WHAT TO DO. Using "html" as the search string, find the matching lines below and copy them.

RECORDS TO USE.
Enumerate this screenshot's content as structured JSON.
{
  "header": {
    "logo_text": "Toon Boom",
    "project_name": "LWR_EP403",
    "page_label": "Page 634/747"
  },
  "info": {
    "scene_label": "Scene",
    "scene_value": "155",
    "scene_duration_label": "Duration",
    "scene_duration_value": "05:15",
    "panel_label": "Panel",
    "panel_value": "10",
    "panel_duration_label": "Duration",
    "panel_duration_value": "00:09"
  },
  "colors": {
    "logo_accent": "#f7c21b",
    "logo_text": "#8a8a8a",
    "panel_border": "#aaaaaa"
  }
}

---

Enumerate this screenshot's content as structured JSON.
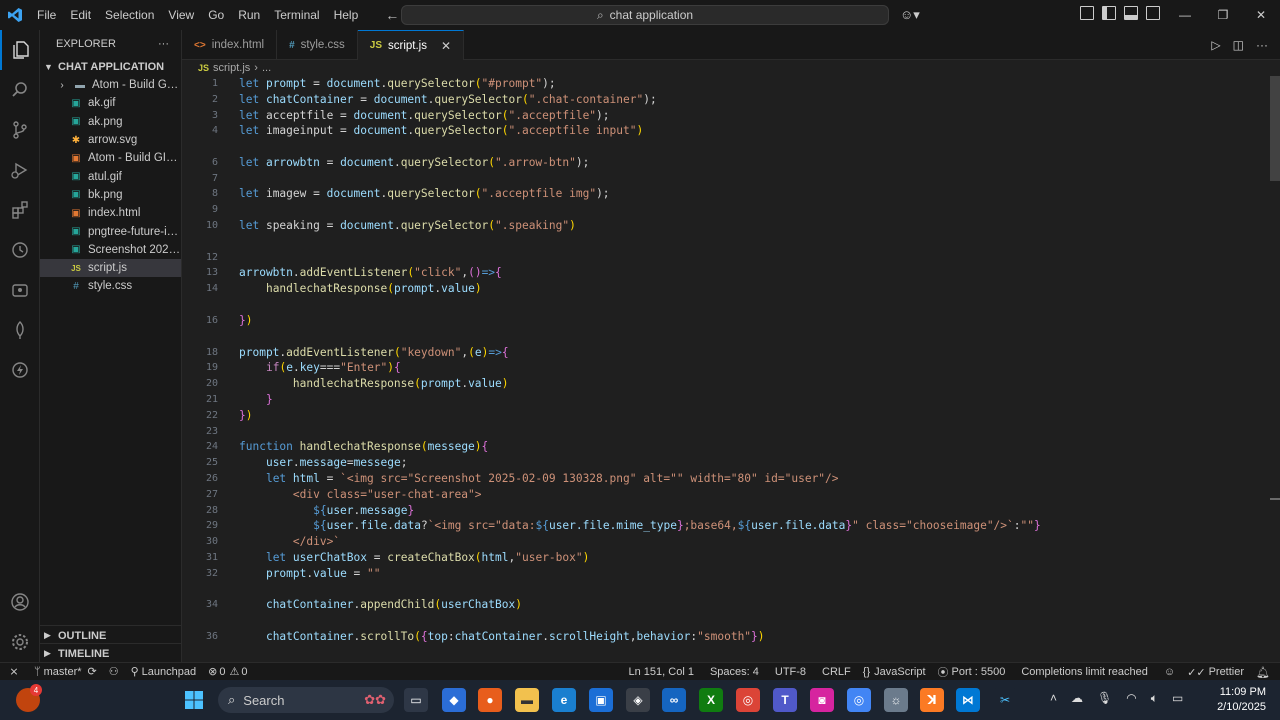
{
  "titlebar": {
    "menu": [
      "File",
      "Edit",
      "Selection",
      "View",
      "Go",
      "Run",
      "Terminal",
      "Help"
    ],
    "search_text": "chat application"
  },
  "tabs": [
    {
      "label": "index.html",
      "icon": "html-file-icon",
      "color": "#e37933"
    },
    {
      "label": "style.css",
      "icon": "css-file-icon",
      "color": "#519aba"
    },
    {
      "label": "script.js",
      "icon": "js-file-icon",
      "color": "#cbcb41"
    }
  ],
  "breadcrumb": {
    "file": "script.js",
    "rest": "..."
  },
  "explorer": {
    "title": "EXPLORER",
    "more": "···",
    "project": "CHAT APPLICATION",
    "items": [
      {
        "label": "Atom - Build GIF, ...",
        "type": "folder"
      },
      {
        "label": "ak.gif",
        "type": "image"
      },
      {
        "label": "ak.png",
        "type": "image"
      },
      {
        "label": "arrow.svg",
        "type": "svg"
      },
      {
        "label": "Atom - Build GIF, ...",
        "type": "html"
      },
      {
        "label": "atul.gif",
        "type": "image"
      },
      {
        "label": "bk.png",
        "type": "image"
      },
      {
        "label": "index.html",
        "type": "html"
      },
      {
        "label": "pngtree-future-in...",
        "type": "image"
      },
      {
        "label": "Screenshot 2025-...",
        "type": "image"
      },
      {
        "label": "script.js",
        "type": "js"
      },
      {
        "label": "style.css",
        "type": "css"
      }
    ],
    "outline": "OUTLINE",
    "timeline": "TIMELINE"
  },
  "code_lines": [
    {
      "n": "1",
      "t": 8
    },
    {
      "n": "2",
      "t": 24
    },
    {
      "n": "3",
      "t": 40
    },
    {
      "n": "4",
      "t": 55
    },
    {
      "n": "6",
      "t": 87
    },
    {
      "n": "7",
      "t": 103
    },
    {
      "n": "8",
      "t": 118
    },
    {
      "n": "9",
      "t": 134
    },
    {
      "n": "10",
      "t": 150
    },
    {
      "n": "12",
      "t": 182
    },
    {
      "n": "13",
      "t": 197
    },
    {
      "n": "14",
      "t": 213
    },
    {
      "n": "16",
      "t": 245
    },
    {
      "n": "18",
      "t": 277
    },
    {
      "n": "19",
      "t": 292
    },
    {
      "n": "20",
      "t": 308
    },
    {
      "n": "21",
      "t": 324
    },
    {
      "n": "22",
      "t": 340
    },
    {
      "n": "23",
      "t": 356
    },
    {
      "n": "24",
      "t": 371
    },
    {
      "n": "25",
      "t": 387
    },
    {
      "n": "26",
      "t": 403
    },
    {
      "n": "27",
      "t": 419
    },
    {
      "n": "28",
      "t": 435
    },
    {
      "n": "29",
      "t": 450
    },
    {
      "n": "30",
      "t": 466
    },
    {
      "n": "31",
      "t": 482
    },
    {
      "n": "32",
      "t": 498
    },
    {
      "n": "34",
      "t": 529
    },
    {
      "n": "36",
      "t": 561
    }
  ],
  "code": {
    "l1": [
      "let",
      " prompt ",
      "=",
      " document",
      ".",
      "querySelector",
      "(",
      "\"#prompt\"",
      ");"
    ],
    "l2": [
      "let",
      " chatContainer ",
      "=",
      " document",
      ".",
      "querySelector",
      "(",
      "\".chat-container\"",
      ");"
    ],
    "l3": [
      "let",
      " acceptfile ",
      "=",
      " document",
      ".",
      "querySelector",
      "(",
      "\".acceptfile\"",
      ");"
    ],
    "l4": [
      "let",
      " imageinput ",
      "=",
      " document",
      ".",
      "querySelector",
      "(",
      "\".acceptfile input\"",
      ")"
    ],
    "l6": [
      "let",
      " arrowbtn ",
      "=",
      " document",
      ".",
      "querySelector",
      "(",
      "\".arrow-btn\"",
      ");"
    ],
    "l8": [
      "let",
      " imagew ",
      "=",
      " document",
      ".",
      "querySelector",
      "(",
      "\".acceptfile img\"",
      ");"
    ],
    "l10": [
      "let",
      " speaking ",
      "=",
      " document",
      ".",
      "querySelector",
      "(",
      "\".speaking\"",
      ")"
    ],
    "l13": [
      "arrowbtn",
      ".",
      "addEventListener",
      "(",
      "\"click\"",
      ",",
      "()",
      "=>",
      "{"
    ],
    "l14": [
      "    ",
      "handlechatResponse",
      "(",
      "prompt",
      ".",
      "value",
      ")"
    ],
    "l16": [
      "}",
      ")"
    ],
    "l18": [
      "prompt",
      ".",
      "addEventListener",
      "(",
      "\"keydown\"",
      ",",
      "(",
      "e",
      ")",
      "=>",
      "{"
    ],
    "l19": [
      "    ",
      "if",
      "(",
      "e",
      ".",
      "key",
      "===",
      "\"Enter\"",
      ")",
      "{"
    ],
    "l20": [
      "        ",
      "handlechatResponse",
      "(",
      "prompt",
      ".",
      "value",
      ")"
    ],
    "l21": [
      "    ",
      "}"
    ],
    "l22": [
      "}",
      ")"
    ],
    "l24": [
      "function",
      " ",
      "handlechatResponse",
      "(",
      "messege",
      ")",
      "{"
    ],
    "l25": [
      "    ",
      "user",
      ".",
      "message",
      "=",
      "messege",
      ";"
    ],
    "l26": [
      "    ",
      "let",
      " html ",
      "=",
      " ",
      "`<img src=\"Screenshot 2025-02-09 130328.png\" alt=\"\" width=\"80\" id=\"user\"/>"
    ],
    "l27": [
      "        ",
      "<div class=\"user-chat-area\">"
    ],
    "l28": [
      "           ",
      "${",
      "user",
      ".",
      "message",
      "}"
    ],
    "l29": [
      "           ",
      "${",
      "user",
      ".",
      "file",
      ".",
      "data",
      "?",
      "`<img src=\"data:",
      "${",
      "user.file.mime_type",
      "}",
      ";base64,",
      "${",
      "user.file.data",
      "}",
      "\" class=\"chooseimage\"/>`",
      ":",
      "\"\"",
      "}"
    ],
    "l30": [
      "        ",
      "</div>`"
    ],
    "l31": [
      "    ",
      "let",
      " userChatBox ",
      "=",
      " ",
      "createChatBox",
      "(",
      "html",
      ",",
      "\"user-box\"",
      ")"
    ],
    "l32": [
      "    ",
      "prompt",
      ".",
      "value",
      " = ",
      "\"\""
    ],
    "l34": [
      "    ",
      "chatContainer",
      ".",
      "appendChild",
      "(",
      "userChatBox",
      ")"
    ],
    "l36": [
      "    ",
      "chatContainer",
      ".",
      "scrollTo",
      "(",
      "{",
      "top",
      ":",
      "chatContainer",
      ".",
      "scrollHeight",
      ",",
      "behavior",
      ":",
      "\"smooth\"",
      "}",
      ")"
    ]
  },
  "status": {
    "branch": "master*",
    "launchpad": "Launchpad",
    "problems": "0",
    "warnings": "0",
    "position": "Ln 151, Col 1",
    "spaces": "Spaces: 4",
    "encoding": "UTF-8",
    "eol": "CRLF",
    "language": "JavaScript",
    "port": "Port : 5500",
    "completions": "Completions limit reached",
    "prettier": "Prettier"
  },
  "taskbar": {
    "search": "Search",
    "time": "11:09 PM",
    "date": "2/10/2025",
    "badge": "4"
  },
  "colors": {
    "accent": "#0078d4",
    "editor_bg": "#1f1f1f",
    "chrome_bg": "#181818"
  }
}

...

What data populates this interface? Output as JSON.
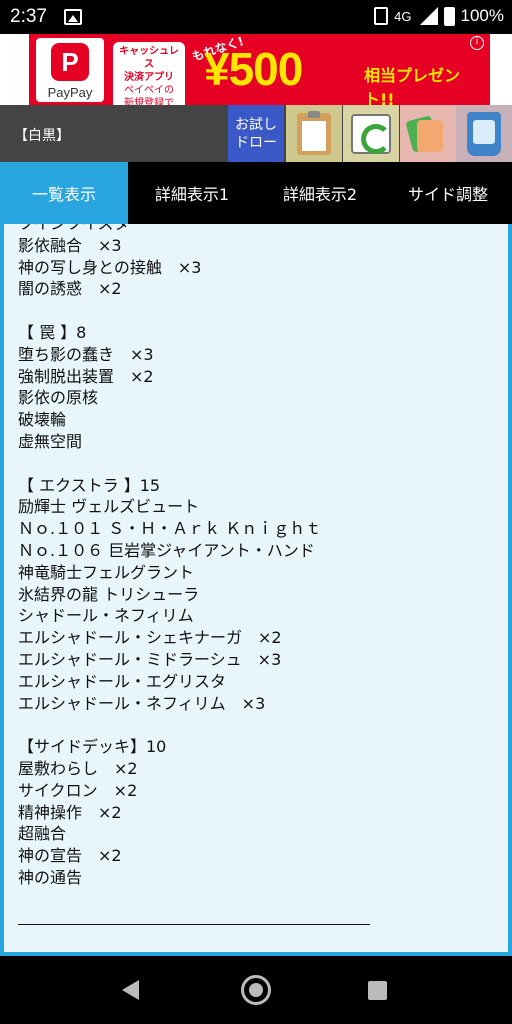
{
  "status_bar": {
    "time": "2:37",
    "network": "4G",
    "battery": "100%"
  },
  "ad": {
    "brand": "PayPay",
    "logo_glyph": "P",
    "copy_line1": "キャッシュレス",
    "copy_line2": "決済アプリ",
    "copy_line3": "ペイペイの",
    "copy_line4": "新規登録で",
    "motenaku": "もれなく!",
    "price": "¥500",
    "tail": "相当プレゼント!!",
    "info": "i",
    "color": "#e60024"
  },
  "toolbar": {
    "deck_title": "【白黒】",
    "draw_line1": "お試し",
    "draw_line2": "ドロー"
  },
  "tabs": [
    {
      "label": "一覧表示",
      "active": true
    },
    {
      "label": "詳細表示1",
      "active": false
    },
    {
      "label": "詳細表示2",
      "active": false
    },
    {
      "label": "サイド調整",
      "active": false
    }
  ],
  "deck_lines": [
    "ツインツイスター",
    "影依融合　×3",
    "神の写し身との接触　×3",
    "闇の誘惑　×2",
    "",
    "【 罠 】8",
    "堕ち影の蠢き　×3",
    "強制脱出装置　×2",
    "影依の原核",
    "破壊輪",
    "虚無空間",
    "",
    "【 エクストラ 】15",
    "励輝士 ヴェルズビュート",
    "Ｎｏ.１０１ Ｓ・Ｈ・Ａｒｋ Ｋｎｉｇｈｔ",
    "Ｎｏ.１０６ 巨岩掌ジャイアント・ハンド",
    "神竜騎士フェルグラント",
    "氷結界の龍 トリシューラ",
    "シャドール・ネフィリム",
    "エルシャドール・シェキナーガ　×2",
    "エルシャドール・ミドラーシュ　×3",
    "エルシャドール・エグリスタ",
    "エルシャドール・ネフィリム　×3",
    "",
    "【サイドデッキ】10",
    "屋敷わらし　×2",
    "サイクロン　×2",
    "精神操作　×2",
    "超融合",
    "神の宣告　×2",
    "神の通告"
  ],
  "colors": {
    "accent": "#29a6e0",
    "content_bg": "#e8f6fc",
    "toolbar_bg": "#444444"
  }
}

WRITTEN REPLY.
      "label": "index.html",
      "icon": "html-file-icon",
        "type": "html"
        "label": "index.html",
        "type": "html"
      " html ",
      "html",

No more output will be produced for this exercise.